Jeff Jacoby

Q: When it comes to a government overhaul of health care, what is the difference between Barack Obama and Mitt Romney?

A: Obama was against an individual insurance mandate before he was for it. Romney was for the mandate before he was against it.

Actually, that's not precisely accurate. The real difference is that Obama acknowledges reversing his position, while Romney seems to be trying to have it both ways.

As a candidate for president in 2008, then-Senator Obama blasted Hillary Clinton's health-care plan because, as one of his campaign ads put it, "It forces everyone to buy insurance, even if you can't afford it, and you pay a penalty if you don't."

But within six months of being sworn in as president, Obama had embraced a mandate. Asked in an interview with CBS whether "each individual American should be required to have health insurance," Obama owned up to his 180-degree shift:

"I have come to that conclusion," Obama said. "During the campaign I was opposed to this idea [but] I am now in favor of some sort of individual mandate as long as there's a hardship exemption."

Compelling nearly everyone to obtain health insurance (or pay a stiff penalty for failing to do so) is the heart of ObamaCare, the linchpin without which the whole scheme falls apart. That's why US District Judge Henry Hudson's ruling last week that the individual mandate is unconstitutional -- and that allowing the federal government to force citizens to buy a private product would "invite unbridled exercise of federal police powers" -- was so significant. The White House immediately fired back -- "We disagree with the ruling," the president's spokesman said. In a Washington Post column the next day, Attorney General Eric Holder and Health and Human Services Secretary Kathleen Sebelius extolled ObamaCare's "individual responsibility provision," and insisted that it would be upheld on appeal.

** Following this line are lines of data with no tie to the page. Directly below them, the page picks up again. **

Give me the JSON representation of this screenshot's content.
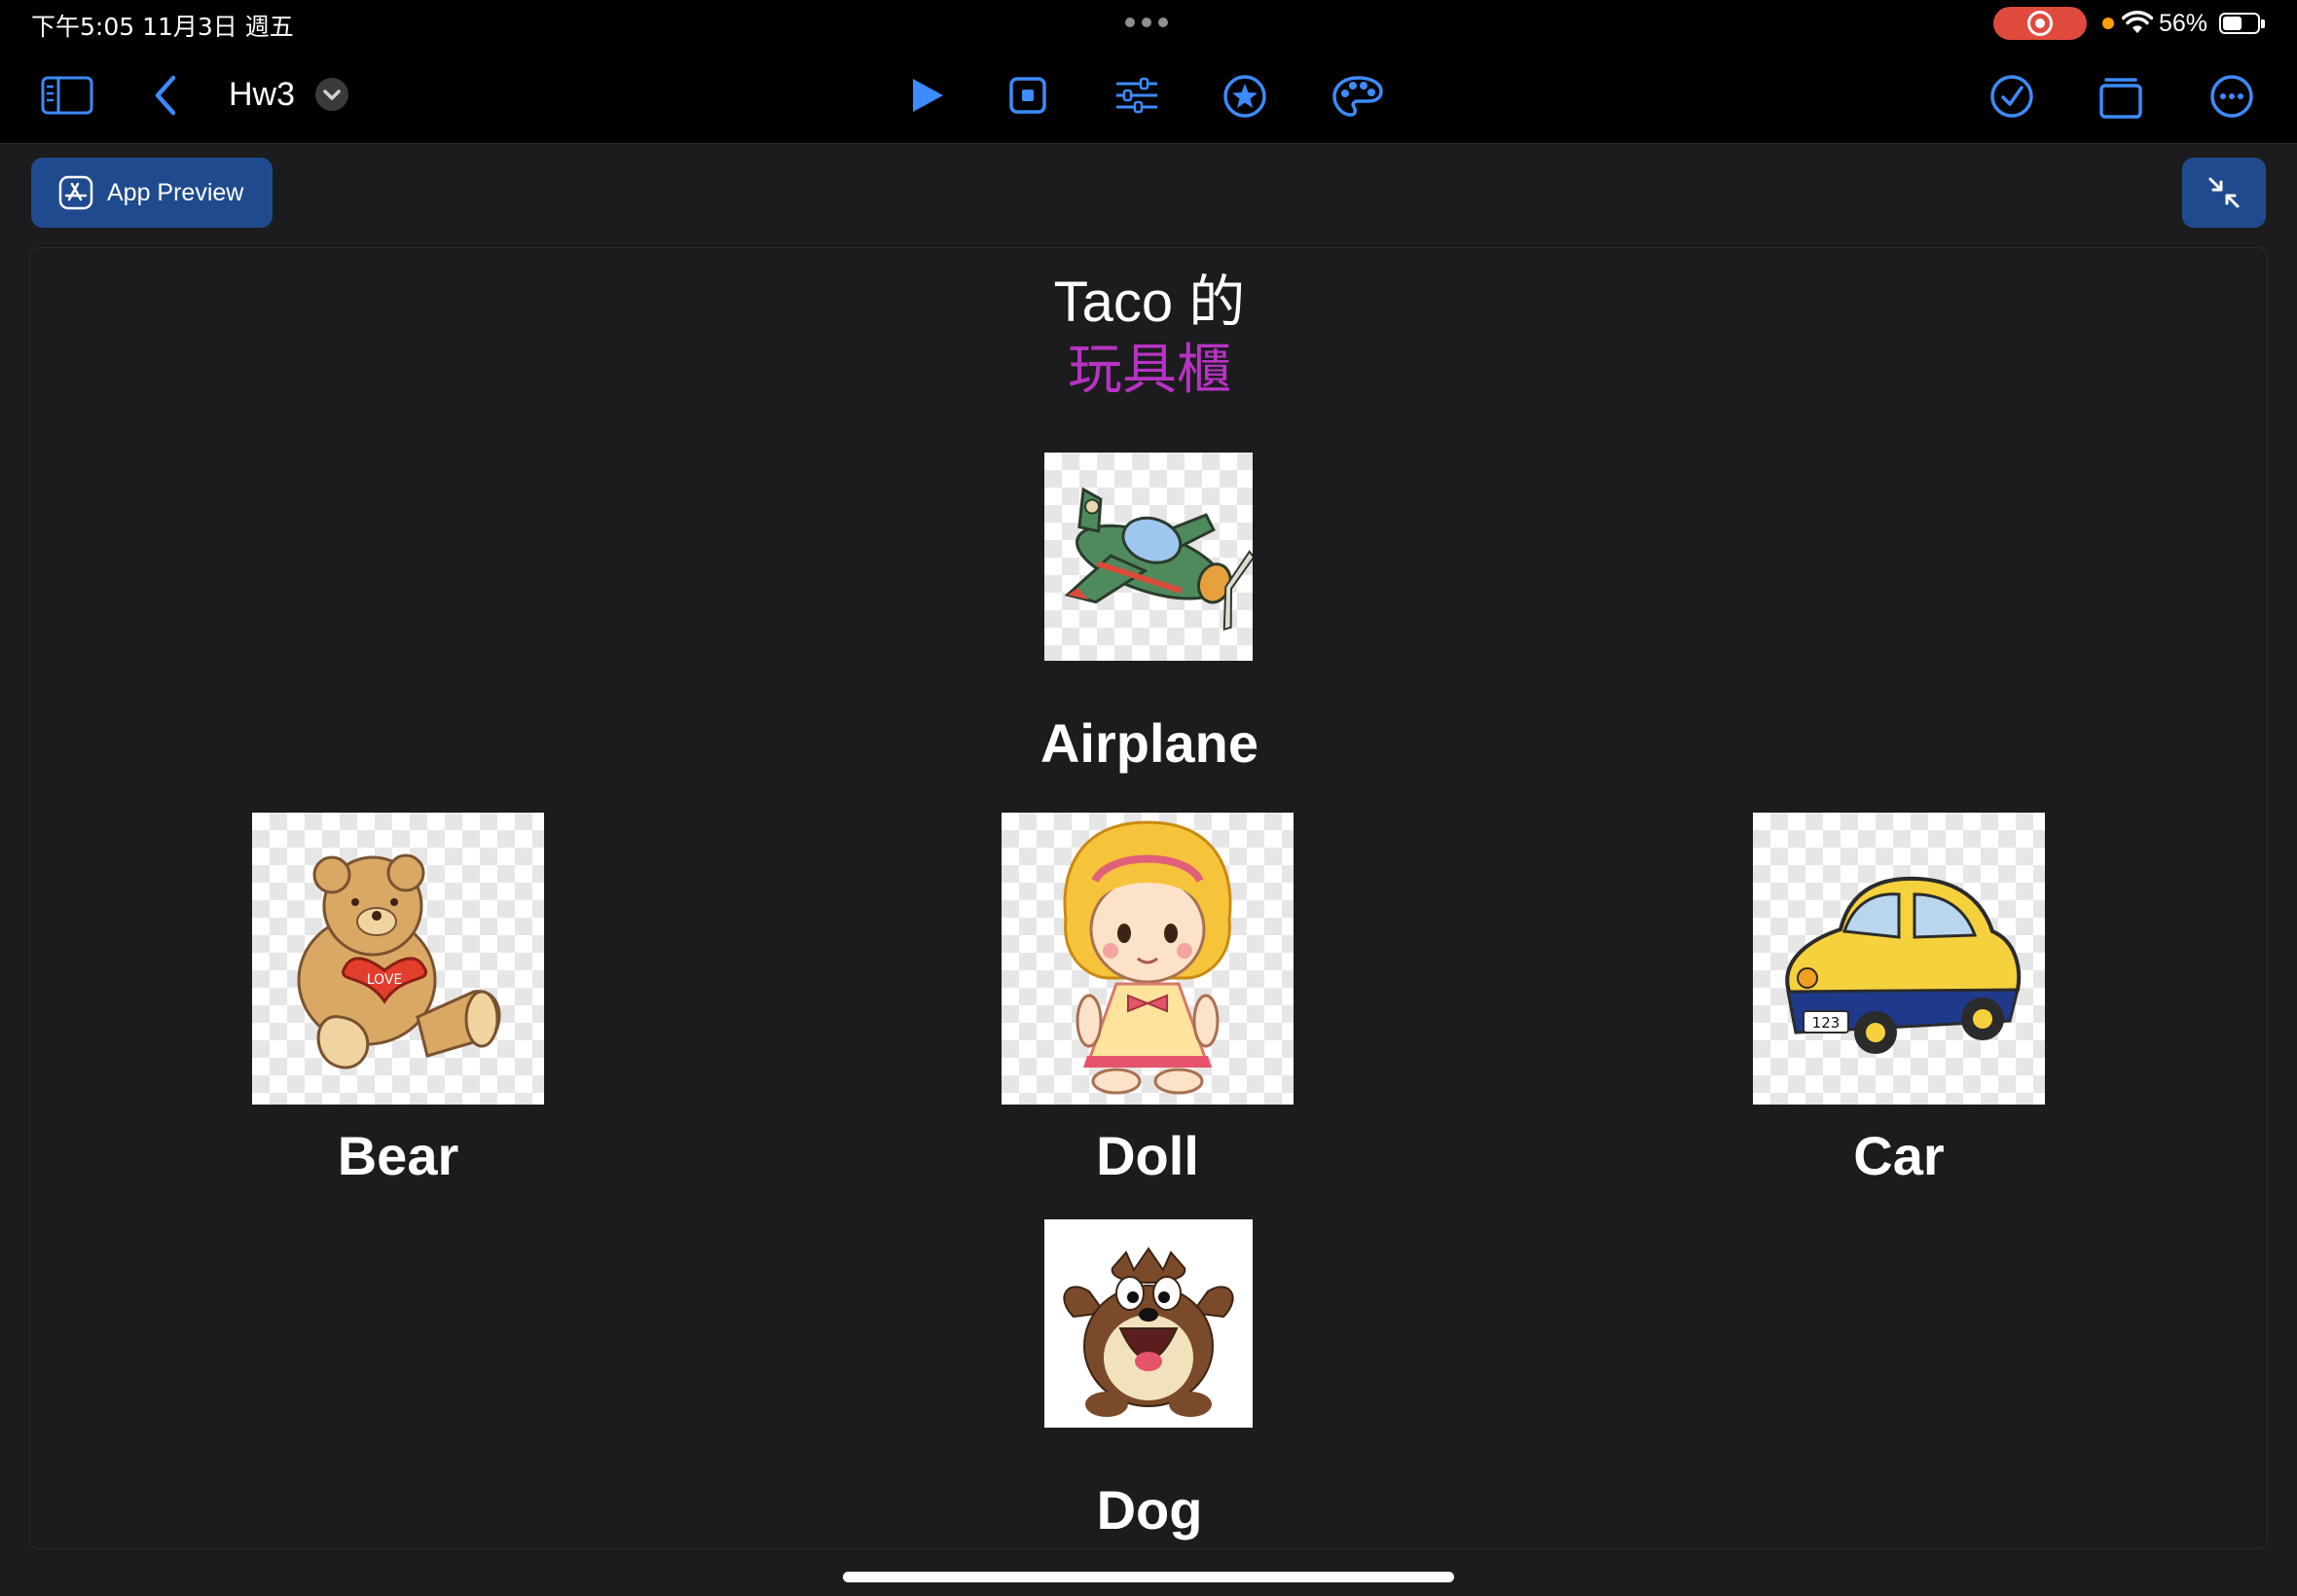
{
  "status_bar": {
    "time": "下午5:05   11月3日 週五",
    "battery": "56%",
    "battery_level": 0.56
  },
  "toolbar": {
    "title": "Hw3"
  },
  "preview": {
    "button_label": "App Preview"
  },
  "app": {
    "title_line1": "Taco 的",
    "title_line2": "玩具櫃",
    "accent_color": "#b733c4",
    "toys": {
      "airplane": "Airplane",
      "bear": "Bear",
      "doll": "Doll",
      "car": "Car",
      "dog": "Dog"
    }
  },
  "colors": {
    "background": "#1c1c1e",
    "toolbar": "#000000",
    "tint": "#3d8bfd",
    "button_fill": "#1f4b8e"
  },
  "icons": [
    "sidebar-icon",
    "back-chevron-icon",
    "chevron-down-icon",
    "play-icon",
    "stop-icon",
    "sliders-icon",
    "star-icon",
    "palette-icon",
    "checkmark-circle-icon",
    "pages-icon",
    "more-icon",
    "app-store-icon",
    "collapse-icon",
    "wifi-icon",
    "record-icon"
  ]
}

That euphemism for mandating the purchase of health insurance -- "individual responsibility provision" -- may sound familiar to Massachusetts ears. It is essentially the same term Romney used in selling his own health-care overhaul, which also requires everyone to buy health coverage and penalizes those who don't.


Jeff Jacoby

Jeff Jacoby is an Op-Ed writer for the Boston Globe, a radio political commentator, and a contributing columnist for Townhall.com.